Earlier, your humble organ reported Community Living British Columbia doled out $304,815 in directly awarded information technology contracts during the holiday season. And it seems provincial New Democrat children and family development critic Adrian Dix is taking a rather dim view of that decision. In an interview, on Public Eye Radio, Mr. Dix noted those running the agency seem to believe "that only a few companies are able to manage information technology in the community living sector. And I just don't believe that's the case. I think, in terms of managing files and managing information, there're lots of companies" capable of doing that...But, as frequently as not, there's no competitive bidding (for those contracts). And we should expect an agency that's managing $600 million a year in taxpayers money to engage in a competitive bidding process." He then added that Community Living British Columbia also needs to manage that process better because "the problem with competitive bidding in this sector has been that, when there is competitive bidding, the same old companies always get the contracts regardless of their past performance."

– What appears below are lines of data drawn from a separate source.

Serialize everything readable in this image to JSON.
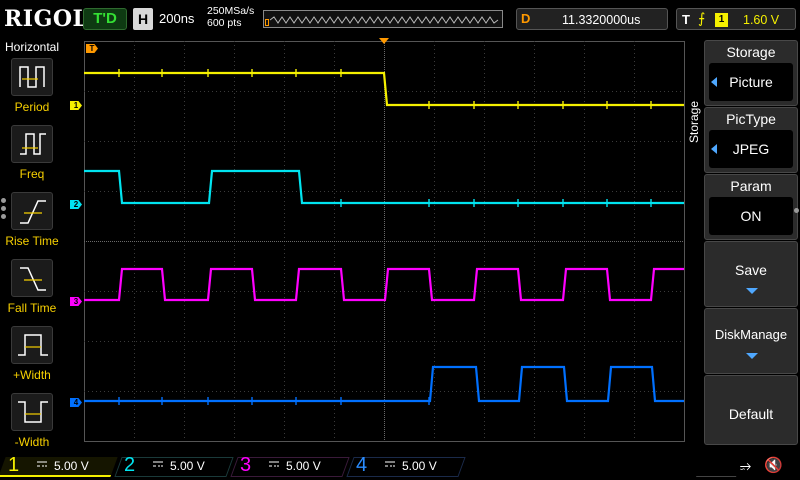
{
  "brand": "RIGOL",
  "topbar": {
    "run_mode": "T'D",
    "horizontal_badge": "H",
    "timebase": "200ns",
    "sample_rate": "250MSa/s",
    "memory_depth": "600 pts",
    "delay_badge": "D",
    "delay_value": "11.3320000us",
    "trigger_badge": "T",
    "trigger_edge": "rising-edge-icon",
    "trigger_source": "1",
    "trigger_level": "1.60 V"
  },
  "left_panel": {
    "title": "Horizontal",
    "items": [
      {
        "label": "Period",
        "icon": "period-icon"
      },
      {
        "label": "Freq",
        "icon": "freq-icon"
      },
      {
        "label": "Rise Time",
        "icon": "rise-time-icon"
      },
      {
        "label": "Fall Time",
        "icon": "fall-time-icon"
      },
      {
        "label": "+Width",
        "icon": "positive-width-icon"
      },
      {
        "label": "-Width",
        "icon": "negative-width-icon"
      }
    ]
  },
  "right_panel": {
    "side_label": "Storage",
    "buttons": [
      {
        "caption": "Storage",
        "value": "Picture"
      },
      {
        "caption": "PicType",
        "value": "JPEG"
      },
      {
        "caption": "Param",
        "value": "ON"
      },
      {
        "caption": "Save"
      },
      {
        "caption": "DiskManage"
      },
      {
        "caption": "Default"
      }
    ]
  },
  "channels": [
    {
      "number": "1",
      "scale": "5.00 V",
      "color": "#f5f000"
    },
    {
      "number": "2",
      "scale": "5.00 V",
      "color": "#00e4f0"
    },
    {
      "number": "3",
      "scale": "5.00 V",
      "color": "#ff00ff"
    },
    {
      "number": "4",
      "scale": "5.00 V",
      "color": "#0070ff"
    }
  ],
  "markers": {
    "trigger_level_marker": "T",
    "ch_markers": [
      "1",
      "2",
      "3",
      "4"
    ]
  },
  "status": {
    "usb_icon": "usb-icon",
    "speaker_icon": "speaker-muted-icon"
  }
}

And, across government, "there has been less and less regard for rules. And, in a systematic way, they've changed rules into guidelines and into an advisory almost. And, I think what's required in this case, across government, is for the Minister of Finance Carole Taylor - who didn't do this with respect to her own communications contracts - is to say enough is enough. We need competitive bidding. The government should adhere by its own rules. And - if they think the rules are too stringent - they should go out publicly and say so and change the rules. But, as long as there's rules in places for contracting, surely we should expect public agencies to follow those rules."